Lindauer’s Reading List:
Four Hundred Souls
by Ibram X. Kendi and Keisha N. Blain
A chorus of extraordinary voices tells the epic story of the four-hundred-year journey of African Americans from 1619 to the present—edited by Ibram X. Kendi, author of How to Be an Antiracist, and Keisha N. Blain, author of Set the World on Fire.

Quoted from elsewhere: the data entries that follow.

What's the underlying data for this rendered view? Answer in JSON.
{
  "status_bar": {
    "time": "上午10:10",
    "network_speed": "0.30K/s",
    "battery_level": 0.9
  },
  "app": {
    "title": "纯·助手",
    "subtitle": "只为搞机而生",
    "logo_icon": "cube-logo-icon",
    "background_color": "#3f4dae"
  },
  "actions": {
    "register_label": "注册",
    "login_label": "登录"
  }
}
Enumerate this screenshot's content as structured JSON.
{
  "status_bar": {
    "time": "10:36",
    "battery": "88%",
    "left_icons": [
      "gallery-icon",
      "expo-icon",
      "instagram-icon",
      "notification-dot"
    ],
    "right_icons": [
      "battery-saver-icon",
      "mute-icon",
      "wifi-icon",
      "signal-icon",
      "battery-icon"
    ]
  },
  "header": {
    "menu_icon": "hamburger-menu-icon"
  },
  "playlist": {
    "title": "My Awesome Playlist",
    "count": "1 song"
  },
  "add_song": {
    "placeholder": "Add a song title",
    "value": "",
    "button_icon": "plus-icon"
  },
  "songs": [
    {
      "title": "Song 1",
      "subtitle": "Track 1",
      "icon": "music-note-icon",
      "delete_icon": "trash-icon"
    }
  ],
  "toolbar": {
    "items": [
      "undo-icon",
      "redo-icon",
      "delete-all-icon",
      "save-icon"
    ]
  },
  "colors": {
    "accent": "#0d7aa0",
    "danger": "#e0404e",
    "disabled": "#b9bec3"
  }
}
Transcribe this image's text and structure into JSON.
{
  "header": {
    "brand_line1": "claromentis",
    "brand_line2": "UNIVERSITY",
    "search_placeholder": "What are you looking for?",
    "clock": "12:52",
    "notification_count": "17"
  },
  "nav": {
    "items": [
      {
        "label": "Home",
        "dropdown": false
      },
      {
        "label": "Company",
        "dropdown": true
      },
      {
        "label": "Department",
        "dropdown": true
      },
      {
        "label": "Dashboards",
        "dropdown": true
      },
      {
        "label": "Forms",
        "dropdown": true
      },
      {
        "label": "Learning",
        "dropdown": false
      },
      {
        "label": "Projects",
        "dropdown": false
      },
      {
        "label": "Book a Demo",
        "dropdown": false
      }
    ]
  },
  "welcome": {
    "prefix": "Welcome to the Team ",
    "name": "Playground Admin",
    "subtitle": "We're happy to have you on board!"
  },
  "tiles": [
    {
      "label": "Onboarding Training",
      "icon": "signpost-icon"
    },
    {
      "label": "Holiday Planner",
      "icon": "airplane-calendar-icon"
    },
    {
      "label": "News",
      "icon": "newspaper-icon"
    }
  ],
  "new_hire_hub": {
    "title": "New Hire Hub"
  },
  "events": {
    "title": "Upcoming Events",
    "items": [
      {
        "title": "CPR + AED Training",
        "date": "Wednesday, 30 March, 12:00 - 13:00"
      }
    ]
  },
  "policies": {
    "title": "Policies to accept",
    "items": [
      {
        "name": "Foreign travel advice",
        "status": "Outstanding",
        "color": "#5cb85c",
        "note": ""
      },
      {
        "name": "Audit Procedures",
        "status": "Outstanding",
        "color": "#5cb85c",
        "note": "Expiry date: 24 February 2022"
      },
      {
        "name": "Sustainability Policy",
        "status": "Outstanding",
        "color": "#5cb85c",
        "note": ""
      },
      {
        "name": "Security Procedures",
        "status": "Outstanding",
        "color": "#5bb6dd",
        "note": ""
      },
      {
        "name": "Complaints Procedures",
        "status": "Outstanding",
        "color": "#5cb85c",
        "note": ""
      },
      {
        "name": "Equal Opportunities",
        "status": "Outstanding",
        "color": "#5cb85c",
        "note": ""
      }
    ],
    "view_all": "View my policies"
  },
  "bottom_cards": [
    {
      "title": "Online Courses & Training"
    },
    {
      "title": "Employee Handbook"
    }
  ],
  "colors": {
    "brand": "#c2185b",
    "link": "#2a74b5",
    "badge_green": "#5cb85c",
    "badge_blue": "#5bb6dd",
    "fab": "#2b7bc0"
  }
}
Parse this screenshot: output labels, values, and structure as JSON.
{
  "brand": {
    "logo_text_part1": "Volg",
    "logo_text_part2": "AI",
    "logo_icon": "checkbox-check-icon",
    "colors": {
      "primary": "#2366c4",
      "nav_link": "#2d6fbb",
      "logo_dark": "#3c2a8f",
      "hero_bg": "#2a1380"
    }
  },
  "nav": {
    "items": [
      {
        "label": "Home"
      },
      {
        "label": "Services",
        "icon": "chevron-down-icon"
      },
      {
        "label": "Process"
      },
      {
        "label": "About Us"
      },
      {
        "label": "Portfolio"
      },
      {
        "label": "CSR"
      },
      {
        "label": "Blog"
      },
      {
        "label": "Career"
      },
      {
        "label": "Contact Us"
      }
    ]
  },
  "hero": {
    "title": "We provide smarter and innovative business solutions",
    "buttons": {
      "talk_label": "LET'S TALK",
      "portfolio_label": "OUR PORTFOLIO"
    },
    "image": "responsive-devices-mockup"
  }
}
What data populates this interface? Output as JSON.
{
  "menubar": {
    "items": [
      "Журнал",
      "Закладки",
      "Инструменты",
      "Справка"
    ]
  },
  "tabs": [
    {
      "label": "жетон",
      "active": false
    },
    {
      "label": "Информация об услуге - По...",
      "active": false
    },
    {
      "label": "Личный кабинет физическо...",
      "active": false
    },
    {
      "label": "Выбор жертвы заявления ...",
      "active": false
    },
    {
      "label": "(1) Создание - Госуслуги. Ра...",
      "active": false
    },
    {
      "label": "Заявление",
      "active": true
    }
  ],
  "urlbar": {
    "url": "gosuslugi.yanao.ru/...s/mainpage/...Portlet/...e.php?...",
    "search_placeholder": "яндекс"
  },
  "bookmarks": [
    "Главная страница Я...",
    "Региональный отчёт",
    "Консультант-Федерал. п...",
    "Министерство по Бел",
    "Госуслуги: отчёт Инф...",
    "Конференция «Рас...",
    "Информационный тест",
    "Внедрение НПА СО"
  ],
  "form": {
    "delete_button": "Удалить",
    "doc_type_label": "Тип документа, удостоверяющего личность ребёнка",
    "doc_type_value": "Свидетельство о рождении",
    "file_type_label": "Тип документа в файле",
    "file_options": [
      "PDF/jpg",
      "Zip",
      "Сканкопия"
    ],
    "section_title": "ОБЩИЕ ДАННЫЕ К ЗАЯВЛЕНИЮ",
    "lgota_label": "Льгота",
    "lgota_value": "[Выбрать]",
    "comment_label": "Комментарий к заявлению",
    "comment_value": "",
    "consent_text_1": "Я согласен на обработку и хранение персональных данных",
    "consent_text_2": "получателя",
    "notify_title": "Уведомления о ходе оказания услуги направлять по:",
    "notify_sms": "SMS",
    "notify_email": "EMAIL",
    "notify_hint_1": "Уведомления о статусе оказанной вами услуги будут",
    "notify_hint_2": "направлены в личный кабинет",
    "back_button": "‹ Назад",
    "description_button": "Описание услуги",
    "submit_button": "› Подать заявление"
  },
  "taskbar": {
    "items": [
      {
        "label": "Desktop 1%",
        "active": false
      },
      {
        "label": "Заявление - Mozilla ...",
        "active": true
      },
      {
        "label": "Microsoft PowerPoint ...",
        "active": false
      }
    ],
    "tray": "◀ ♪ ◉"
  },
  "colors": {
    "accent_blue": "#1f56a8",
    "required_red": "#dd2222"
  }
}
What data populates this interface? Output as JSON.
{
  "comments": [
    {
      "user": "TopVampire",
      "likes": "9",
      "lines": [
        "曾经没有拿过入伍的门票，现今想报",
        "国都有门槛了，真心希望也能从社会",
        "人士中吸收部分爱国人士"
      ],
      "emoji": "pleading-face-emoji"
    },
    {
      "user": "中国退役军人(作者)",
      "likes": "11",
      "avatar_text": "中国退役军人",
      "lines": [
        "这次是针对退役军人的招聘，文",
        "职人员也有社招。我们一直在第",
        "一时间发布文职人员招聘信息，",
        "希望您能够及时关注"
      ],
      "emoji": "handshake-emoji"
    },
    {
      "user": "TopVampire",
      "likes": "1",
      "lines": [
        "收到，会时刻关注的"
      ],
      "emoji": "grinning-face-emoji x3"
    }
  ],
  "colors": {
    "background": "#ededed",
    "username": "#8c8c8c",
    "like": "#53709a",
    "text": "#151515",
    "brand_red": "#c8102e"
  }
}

This is a history that illuminates our past and gives us new ways of thinking about our future, written by the most vital and essential voices of our present.
Between the World and Me
by Ta-Nehisi Coates
Hailed by Toni Morrison as “required reading,” a bold and personal literary exploration of America’s racial history by “the most important essayist in a generation and a writer who changed the national political conversation about race.” (Rolling Stone)
Coates shares with his son — and readers — the story of his awakening to the truth about his place in the world through a series of revelatory experiences, from Howard University to Civil War battlefields, from the South Side of Chicago to Paris, from his childhood home to the living rooms of mothers whose children’s lives were taken as American plunder. Beautifully woven from personal narrative, reimagined history, and fresh, emotionally charged reportage, Between the World and Me clearly illuminates the past, bracingly confronts our present, and offers a transcendent vision for a way forward.
The Warmth of Other Suns
by Isabel Wilkerson
From 1915 to 1970, the exodus of almost six million people who fled the South for northern and western cities in search of a better life changed the face of America. Both a riveting microcosm and a major assessment, The Warmth of Other Suns is a bold, remarkable, and riveting work. Through the breadth of its narrative, the beauty of the writing, the depth of its research, and the fullness of the people and lives portrayed herein, this book is destined to become a classic.
by Yaa Gyasi
Ghana, eighteenth century: two half-sisters are born into different villages, each unaware of the other. One will marry an Englishman and lead a life of comfort in the palatial rooms of the Cape Coast Castle. The other will be captured in a raid on her village, imprisoned in the very same castle, and sold into slavery. Homegoing follows the parallel paths of these sisters and their descendants through eight generations: from the Gold Coast to the plantations of Mississippi, from the American Civil War to Jazz Age Harlem. Yaa Gyasi’s extraordinary novel illuminates slavery’s troubled legacy both for those who were taken and those who stayed — and shows how the memory of captivity has been inscribed on the soul of our nation.
The Purpose of Power
by Alicia Garza
An essential guide to building transformative movements to address the challenges of our time, from one of the country’s leading organizers and a co-creator of Black Lives Matter; this is the story of one woman’s lessons through years of bringing people together to create change. Most of all, it is a new paradigm for change for a new generation of changemakers, from the mind and heart behind one of the most important movements of our time.
The Fire Next Time
by James Baldwin
A national bestseller when it first appeared in 1963, The Fire Next Time galvanized the nation and gave a passionate voice to the emerging civil rights movement. At once a powerful evocation of James Baldwin’s early life in Harlem and a disturbing examination of the consequences of racial injustice, the book is an intensely personal and provocative document. It consists of two “letters,” written on the occasion of the centennial of the Emancipation Proclamation, that exhorts Americans, both Black and white, to attack the terrible legacy of racism. Described by The New York Times Book Review as “sermon, ultimatum, confession, deposition, testament, and chronicle… all presented in searing, brilliant prose,” The Fire Next Time stands as a classic of our literature.
Outside of Juneteenth, we encourage you to continue your education on Black history and celebrate Black excellence 365 days a year. In the words of Chadwick Boseman, “understanding history is one of many ways to break the cycle. Lift up/amplify Black voices. Support Black-owned businesses. Reach back. Mentor.”